Arrayed in RAID

RAID on a GA-K8NSC-939 – Problem Solved

Last year I got hold of a GA-K8NSC-939 motherboard with a 3000 processor, 1GB RAM and a Radeon X800 Pro Video card. I built a system around it, and so Poseidon was born. After upgrading the memory to 2GB and the processor to a X2 4400, the result was quite a fast machine, in spite of the fact that it cannot run Windows Vista or 7. With one minor drawback – slow Hard Drive speed. Restricted by its SATA-1 ports, Poseidon maxes out at 121MB/Sec.

So I decided to experiment with RAID. I am no stranger to RAID, having run a mirrored drive on Athena, an aging dual-PIII board that has served me well since 2002. For most of that time, Athena ran a two-drive RAID-1 mirror. This means that she had two identical drives that each held all my data. In the eight years she had been running, Athena suffered two separate catastrophic drive failures – and never lost a byte of data. Since the two drives were on different IDE ports, RAID had an extra benefit – Athena could read from both drives simultaneously – resulting in faster load times. And that is what I wanted.

The problem was that no matter how hard I tried, the F10 RAID menu never came up, and there was precious little information out there on the subject.

As a matter of course, I always install the latest BIOS on new boards, and I noticed that the version I had installed – F9G – had only one change, described as “Disable PCI prefetch “, over the previous F8 version. On a hunch, I downgraded to F8.

And the F10 RAID menu magically appeared.

My problem was only half-solved. I had a 400GB drive with good data on it (OS, etc), and another that was blank. The F10 menu didn’t seem to allow me to do what I wanted – to rebuild an array from a single good drive. When setting up an array I answered the “Clear Disks?” question with a resounding “NO”. ThenĀ  I was rewarded with a cryptic “select disk inside array” message, but that did not seem to do anything. And I could not build a Mirror array with only one drive.

Again, on a hunch, I built a single-drive STRIPE (Raid 0) array, and it booted right into Windows. Then I bought up nVidia’s RAID manager software and converted the array to a two-drive mirrored array. This rebuilt the array INSIDE WINDOWS, which took almost a whole day for a 400GB drive.

This is not exactly progress; after a drive failure, Athena could rebuild a 240GB IDE drive, within the RAID BIOS in under four hours.

Once again, nVidia has disappointed me; not because of the performance issue, but because they:

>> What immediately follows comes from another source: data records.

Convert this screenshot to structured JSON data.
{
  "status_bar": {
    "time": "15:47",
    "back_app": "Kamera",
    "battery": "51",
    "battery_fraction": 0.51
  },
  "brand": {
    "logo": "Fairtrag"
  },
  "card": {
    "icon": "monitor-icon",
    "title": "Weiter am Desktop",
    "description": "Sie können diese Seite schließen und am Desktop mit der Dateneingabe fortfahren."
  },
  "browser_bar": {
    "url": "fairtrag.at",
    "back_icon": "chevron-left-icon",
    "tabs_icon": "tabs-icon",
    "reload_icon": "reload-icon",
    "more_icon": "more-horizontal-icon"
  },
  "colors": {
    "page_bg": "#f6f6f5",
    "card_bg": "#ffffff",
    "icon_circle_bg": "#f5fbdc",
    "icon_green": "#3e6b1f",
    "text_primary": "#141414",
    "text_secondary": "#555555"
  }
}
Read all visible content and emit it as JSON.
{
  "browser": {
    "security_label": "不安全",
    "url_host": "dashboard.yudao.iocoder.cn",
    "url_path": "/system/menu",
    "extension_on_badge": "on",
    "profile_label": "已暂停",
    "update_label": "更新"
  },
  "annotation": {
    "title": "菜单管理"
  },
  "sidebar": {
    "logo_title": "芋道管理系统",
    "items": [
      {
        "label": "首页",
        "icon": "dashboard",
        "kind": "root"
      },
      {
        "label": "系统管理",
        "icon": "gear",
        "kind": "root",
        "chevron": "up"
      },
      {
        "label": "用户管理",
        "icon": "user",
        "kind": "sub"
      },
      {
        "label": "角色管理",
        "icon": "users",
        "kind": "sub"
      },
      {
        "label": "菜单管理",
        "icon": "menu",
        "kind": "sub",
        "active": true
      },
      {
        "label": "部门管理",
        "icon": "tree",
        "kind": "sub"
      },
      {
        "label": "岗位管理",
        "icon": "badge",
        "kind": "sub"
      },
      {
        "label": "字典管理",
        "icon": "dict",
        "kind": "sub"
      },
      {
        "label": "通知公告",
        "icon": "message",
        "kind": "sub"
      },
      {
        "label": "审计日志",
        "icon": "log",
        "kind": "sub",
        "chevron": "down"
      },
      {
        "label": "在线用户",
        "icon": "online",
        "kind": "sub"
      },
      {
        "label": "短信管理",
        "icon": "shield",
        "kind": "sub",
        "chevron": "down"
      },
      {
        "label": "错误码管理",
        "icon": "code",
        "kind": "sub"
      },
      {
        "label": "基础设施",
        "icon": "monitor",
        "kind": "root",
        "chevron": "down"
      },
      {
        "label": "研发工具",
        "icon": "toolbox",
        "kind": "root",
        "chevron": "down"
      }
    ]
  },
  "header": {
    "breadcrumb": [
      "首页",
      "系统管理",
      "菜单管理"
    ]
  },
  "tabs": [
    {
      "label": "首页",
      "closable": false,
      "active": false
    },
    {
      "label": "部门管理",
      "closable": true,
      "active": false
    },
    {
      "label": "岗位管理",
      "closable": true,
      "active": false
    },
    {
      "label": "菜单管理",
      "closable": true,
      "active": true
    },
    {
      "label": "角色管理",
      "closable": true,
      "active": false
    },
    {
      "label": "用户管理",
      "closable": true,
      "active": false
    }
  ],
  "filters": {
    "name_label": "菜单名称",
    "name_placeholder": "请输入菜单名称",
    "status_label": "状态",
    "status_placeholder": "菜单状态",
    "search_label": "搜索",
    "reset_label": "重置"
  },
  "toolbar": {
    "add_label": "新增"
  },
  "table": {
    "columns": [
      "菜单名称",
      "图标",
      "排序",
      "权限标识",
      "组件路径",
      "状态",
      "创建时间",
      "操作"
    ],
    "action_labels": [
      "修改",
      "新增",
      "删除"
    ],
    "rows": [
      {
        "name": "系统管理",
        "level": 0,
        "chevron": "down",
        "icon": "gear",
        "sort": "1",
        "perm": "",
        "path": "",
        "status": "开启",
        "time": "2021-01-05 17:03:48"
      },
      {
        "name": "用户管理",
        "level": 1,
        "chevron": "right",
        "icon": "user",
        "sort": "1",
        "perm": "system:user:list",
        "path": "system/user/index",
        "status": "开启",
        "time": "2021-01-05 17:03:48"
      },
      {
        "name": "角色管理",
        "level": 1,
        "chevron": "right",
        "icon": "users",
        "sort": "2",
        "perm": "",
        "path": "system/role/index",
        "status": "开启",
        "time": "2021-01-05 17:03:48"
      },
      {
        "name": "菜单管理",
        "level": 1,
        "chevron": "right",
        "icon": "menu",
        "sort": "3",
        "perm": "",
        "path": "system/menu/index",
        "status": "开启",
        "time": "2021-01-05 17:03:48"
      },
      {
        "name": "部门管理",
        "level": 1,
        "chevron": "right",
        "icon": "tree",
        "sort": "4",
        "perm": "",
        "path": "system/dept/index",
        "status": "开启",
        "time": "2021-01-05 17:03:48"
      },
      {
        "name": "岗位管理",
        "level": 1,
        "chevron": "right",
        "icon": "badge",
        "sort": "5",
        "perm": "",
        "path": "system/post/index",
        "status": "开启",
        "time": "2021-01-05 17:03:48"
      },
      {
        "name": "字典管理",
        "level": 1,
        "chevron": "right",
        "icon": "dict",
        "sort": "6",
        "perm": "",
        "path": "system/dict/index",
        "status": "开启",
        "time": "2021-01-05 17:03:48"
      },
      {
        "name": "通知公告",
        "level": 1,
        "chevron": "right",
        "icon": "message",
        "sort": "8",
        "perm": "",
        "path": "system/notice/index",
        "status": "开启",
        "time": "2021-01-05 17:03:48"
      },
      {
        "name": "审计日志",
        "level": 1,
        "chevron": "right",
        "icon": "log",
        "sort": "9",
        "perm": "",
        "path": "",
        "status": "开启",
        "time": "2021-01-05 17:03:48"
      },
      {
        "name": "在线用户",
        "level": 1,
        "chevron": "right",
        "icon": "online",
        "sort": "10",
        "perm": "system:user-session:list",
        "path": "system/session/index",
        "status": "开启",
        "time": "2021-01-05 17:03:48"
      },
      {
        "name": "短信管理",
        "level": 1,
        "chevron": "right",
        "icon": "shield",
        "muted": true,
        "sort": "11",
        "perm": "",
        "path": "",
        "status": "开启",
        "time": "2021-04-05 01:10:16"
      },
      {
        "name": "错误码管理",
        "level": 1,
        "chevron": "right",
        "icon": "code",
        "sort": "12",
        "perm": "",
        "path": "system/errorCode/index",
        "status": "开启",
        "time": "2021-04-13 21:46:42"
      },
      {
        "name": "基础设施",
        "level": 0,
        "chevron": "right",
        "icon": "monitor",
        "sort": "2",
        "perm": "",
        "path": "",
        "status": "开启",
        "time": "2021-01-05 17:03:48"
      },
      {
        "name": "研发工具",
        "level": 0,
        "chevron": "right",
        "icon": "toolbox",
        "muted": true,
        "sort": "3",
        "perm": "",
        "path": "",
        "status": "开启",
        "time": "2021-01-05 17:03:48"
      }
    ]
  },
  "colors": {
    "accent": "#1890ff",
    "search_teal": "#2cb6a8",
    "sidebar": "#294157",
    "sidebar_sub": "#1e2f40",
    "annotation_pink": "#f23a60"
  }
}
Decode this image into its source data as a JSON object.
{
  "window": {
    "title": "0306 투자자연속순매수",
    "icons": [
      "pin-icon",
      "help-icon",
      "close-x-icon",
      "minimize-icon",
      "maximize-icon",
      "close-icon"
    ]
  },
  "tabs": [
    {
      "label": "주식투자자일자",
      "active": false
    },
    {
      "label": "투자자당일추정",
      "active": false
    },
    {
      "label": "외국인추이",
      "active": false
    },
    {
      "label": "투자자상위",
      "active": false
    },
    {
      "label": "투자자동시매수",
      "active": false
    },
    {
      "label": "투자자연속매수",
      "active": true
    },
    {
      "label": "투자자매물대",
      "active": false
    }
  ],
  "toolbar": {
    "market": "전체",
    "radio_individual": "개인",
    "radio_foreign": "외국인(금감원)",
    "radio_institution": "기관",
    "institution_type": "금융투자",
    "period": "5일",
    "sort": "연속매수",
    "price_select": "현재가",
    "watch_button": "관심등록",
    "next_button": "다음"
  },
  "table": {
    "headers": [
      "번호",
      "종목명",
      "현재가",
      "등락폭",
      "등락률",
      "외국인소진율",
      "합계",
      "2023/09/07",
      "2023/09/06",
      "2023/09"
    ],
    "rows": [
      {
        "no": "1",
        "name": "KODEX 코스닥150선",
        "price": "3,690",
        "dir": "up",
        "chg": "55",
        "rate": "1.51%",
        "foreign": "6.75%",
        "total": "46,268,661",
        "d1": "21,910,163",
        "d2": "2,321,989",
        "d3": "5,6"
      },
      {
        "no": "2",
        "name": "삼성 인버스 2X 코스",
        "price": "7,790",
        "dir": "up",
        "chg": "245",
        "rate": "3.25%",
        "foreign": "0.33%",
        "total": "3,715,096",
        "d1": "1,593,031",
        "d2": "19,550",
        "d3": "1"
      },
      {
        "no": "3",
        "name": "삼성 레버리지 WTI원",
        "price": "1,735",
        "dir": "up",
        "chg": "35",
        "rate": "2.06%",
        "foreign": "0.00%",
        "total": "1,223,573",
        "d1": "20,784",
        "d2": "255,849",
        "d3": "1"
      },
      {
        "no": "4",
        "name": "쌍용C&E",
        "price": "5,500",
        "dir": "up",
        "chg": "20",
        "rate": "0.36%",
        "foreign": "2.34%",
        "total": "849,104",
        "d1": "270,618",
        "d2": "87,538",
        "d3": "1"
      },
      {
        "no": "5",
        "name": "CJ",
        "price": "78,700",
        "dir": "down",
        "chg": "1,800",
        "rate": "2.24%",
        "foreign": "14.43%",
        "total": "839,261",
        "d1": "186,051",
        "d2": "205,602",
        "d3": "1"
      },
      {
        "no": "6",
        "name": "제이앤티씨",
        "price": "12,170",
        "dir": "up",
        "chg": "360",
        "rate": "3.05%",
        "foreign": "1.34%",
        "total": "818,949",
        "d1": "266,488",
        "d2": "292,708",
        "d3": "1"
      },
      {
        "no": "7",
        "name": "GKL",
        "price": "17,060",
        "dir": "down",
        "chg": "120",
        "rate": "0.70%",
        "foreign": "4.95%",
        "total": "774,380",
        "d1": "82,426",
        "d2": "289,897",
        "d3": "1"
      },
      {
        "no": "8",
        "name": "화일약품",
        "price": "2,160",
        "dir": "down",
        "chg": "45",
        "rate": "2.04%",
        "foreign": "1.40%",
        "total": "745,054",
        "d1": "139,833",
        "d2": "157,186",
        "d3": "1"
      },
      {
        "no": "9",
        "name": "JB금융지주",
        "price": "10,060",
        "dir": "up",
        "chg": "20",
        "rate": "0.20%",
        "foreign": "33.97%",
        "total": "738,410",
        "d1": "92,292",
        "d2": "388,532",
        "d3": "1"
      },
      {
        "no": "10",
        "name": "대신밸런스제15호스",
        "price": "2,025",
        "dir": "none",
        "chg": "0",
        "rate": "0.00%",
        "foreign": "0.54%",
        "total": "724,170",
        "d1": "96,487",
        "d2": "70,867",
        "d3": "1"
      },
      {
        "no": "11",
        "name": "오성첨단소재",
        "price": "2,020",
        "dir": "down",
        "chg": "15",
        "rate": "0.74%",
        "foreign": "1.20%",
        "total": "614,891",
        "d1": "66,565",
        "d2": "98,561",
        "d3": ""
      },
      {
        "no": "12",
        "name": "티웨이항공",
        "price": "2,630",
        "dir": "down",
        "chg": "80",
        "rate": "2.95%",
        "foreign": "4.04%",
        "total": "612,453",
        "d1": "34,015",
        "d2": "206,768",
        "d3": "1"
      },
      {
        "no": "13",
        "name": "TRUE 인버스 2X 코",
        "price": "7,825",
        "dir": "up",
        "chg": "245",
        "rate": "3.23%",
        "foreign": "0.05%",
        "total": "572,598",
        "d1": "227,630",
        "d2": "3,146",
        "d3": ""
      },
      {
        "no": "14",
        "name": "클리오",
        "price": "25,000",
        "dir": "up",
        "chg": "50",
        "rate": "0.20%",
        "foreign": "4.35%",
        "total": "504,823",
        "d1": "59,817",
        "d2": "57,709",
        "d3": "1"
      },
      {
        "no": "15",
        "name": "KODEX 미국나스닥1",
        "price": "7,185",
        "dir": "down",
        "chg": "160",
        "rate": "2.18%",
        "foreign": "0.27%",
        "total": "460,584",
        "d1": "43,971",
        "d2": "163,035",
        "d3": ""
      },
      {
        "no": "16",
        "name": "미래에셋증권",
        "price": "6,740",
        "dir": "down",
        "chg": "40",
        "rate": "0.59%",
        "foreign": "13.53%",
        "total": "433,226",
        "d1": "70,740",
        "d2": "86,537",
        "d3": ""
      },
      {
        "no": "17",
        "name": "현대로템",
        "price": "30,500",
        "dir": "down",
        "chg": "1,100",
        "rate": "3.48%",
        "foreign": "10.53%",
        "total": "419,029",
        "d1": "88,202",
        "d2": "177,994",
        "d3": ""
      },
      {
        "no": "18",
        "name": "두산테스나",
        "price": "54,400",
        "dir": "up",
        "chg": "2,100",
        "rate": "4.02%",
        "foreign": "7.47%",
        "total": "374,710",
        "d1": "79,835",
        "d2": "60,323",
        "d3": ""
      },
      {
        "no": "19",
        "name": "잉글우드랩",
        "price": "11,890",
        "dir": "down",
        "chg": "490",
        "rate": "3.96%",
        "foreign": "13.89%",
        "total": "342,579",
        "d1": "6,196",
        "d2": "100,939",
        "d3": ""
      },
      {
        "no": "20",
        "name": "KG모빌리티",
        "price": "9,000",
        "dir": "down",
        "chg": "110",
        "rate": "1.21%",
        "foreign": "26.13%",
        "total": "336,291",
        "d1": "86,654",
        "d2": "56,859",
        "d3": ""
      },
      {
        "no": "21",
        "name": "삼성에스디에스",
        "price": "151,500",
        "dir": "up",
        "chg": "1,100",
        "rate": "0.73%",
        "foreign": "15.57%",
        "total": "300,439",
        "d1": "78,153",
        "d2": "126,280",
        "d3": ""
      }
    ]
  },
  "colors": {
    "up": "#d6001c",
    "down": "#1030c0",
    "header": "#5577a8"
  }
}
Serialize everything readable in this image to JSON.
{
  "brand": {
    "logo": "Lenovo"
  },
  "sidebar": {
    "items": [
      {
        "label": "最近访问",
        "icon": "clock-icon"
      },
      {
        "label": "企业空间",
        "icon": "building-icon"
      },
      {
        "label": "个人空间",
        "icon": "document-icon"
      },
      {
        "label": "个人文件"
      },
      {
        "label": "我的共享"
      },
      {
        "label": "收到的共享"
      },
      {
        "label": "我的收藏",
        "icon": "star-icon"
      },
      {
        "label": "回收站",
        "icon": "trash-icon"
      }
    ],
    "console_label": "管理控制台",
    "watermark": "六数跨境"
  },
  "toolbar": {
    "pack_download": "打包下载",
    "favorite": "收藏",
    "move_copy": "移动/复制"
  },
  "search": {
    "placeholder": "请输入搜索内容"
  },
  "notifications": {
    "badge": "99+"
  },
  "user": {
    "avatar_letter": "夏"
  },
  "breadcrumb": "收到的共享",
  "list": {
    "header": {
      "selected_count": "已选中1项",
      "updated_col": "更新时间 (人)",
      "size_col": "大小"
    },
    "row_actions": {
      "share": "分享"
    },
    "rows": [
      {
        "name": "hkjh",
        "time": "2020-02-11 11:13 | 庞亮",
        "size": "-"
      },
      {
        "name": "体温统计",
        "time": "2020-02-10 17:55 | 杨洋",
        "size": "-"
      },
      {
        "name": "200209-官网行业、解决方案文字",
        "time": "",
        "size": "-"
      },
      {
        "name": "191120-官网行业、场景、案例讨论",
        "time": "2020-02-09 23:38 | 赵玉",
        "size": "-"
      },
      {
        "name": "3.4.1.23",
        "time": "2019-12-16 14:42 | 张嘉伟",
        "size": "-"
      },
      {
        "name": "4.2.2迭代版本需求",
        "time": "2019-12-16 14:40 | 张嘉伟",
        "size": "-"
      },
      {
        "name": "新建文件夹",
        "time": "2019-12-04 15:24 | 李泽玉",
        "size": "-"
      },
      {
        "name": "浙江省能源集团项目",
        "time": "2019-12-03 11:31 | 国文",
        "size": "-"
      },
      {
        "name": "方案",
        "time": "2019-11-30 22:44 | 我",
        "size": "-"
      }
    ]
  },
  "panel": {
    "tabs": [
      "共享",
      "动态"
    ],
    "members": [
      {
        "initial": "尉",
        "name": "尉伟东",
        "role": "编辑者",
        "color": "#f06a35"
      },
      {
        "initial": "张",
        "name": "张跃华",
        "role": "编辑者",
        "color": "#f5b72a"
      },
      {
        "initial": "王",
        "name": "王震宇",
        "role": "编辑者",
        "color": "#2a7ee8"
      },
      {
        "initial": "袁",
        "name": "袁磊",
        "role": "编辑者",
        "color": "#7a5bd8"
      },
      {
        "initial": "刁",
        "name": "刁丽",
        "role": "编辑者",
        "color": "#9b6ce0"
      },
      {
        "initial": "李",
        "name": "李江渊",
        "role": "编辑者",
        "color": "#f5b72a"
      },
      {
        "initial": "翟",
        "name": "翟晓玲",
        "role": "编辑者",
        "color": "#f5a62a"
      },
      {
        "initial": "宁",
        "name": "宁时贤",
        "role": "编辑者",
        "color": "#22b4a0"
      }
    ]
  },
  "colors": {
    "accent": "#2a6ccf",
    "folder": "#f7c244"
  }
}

  1. Did not document the fact that the RAID BIOS is disabled in build F9g
  2. Did not provide documentation for the blindingly obvious task of converting a single drive into a dual-drive RAID mirror.
  3. Did not apparently allow rebuilding of the array within the BIOS.

Postscript: The RAID array slowed down bootup time and made only a minimal difference to performance; I ended up backing out my changes; thank God for Ghost images.

Ah well, another learning experience.

Advertisements
Post a comment or leave a trackback: Trackback URL.

Leave a Reply

Please log in using one of these methods to post your comment:

WordPress.com Logo

You are commenting using your WordPress.com account. Log Out / Change )

Twitter picture

You are commenting using your Twitter account. Log Out / Change )

Facebook photo

You are commenting using your Facebook account. Log Out / Change )

Google+ photo

You are commenting using your Google+ account. Log Out / Change )

Connecting to %s

%d bloggers like this: